The men-are-boys relationships are cuddled, then curdled, by their significant others. Ronny, a recovering gambler, lives with sexy and smart girlfriend Beth (Jennifer Connelly), a up-and-coming chef, but he has trouble popping a marriage proposal, despite Nick’s encouragement. Nick is apparently happy with wife Geneva (Winona Ryder), until Ronny discovers her avidly smooching Zip (Channing Tatum), a tattooed dolt, while scouting out the botanical gardens for the perfect spot to ask Beth for her hand in marriage. Ulcers spread as Ronny holds the distasteful information from his buddy so Nick can concentrate on the impending business deal with Chrysler. As Ronny turns amateur private eye to try and right the wrong side of the manipulative, trampy Geneva and save his friend’s marriage, Nick, Beth, et al, believe Ronny has fallen off the gambler’s wagon and intervention is required. The wayward boys don’t seem to be spending much time on their business, but in this fractured fairy tale, that would not seem to matter as the nearly two-hour feature finally stumbles to a close. Queen Latifah’s side plot as a wacky corporate executive and their Detroit go-between adds to the film’s discomfort level.
The only funny gag in this semi-serious work is when Ronny asks, metaphorically, his sister Diane (Amy Morton) about infidelity, which she mistakenly believes to be about her marriage. The repercussions provide the few moments of hilarity in a film that basically is a witches brew of screwed-up relationships.
It has been more than a few decades since Ron Howard, who has brought forth some fine comedies like “Gung Ho,” “Parenthood,” and “Night Shift,” has ventured back into the genre. Thrillers (Dan Brown’s “The Da Vinci Code” and “Angels & Demons”) and Academy Award calibre dramas (“Frost/Nixon,” “A Beautiful Mind”) have been his mainstay through the first part of the 21st century. Maybe he needed something like “The Dilemma” to try and rinse the rust off his comedic reins, but there’s a creakiness showing and that may be why the film’s being tossed into the movie-going dredgedom known as January.

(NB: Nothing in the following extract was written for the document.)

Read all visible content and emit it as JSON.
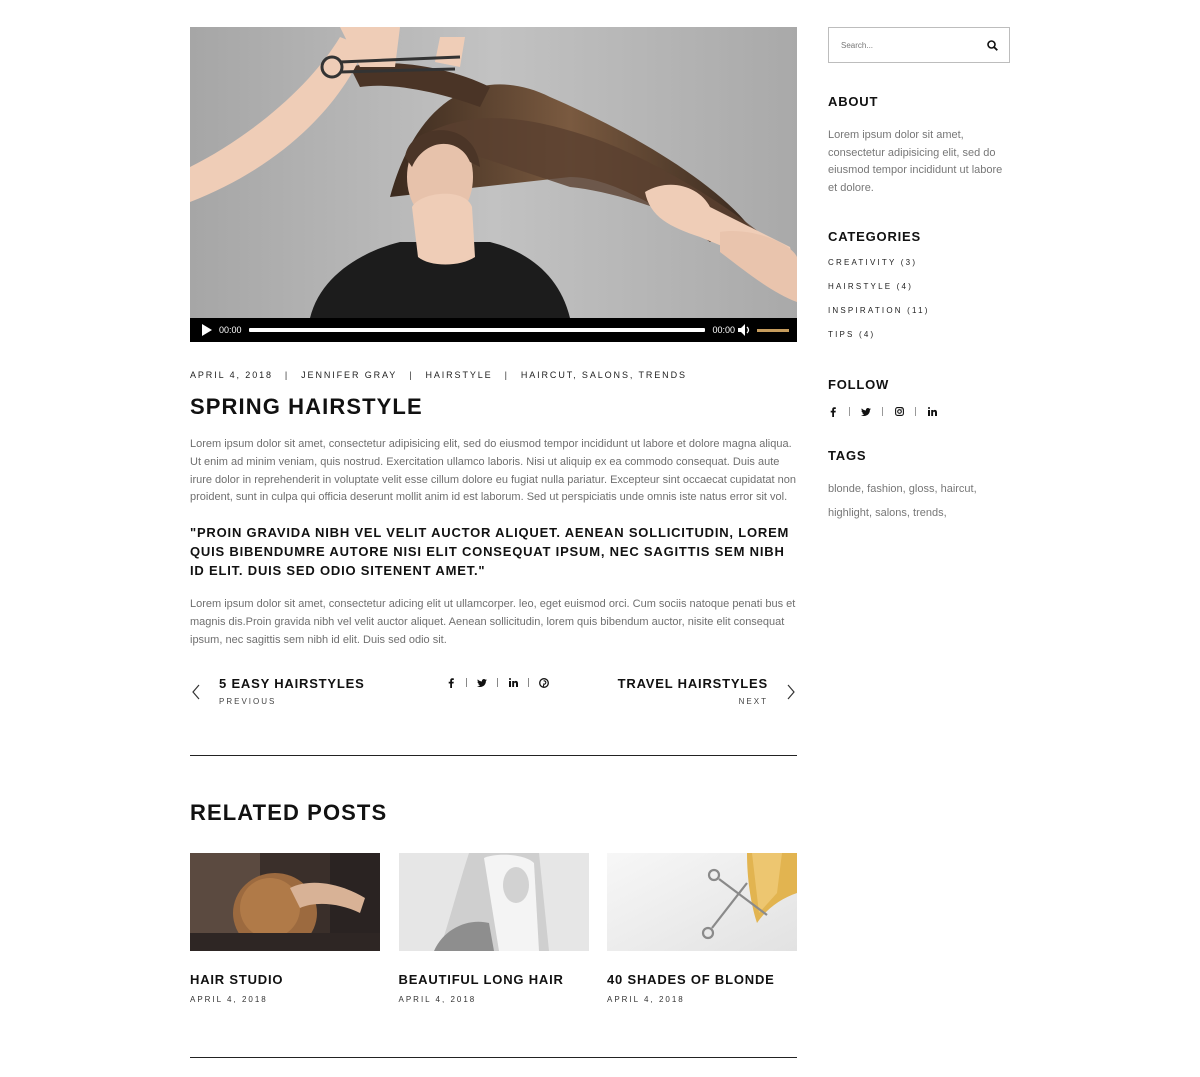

The only mark of inventive direction here are a half-dozen visual tricks that embellish a character’s lies as representational truth. This first happens when Ronny fibs to Beth about the poison plant pockmarks he received while tumbling at the botanical gardens from witnessing Geneva’s infidelity (where he was escorted by Herbert Trimpy, a groundskeeper played by Clint Howard, Ron’s brother, whose has appeared in many of his sibling’s films). Ronny ad libs that the pustules on his face and arm were caused by “street plants,” which Howard playfully shows the audience in a few film frames of stretched truth.
Sadly, there’s an ominous ugliness to the venture as written by Allan Loeb, perhaps some of the leftover smarminess from his script for last year’s “Wall Street: Money Never Sleeps.” So much anger in such a light comedy will not please audiences no matter what season this film finds itself struggling for an audience. In the middle of the movie, 3 DVDs are shown on the kitchen table in Ronny and Beth’s apartment: “The Breakfast Club,” “Sixteen Candles,” and “Weird Science.” The best advice is to pick any of those over watching the Tums-popping “The Dilemma.”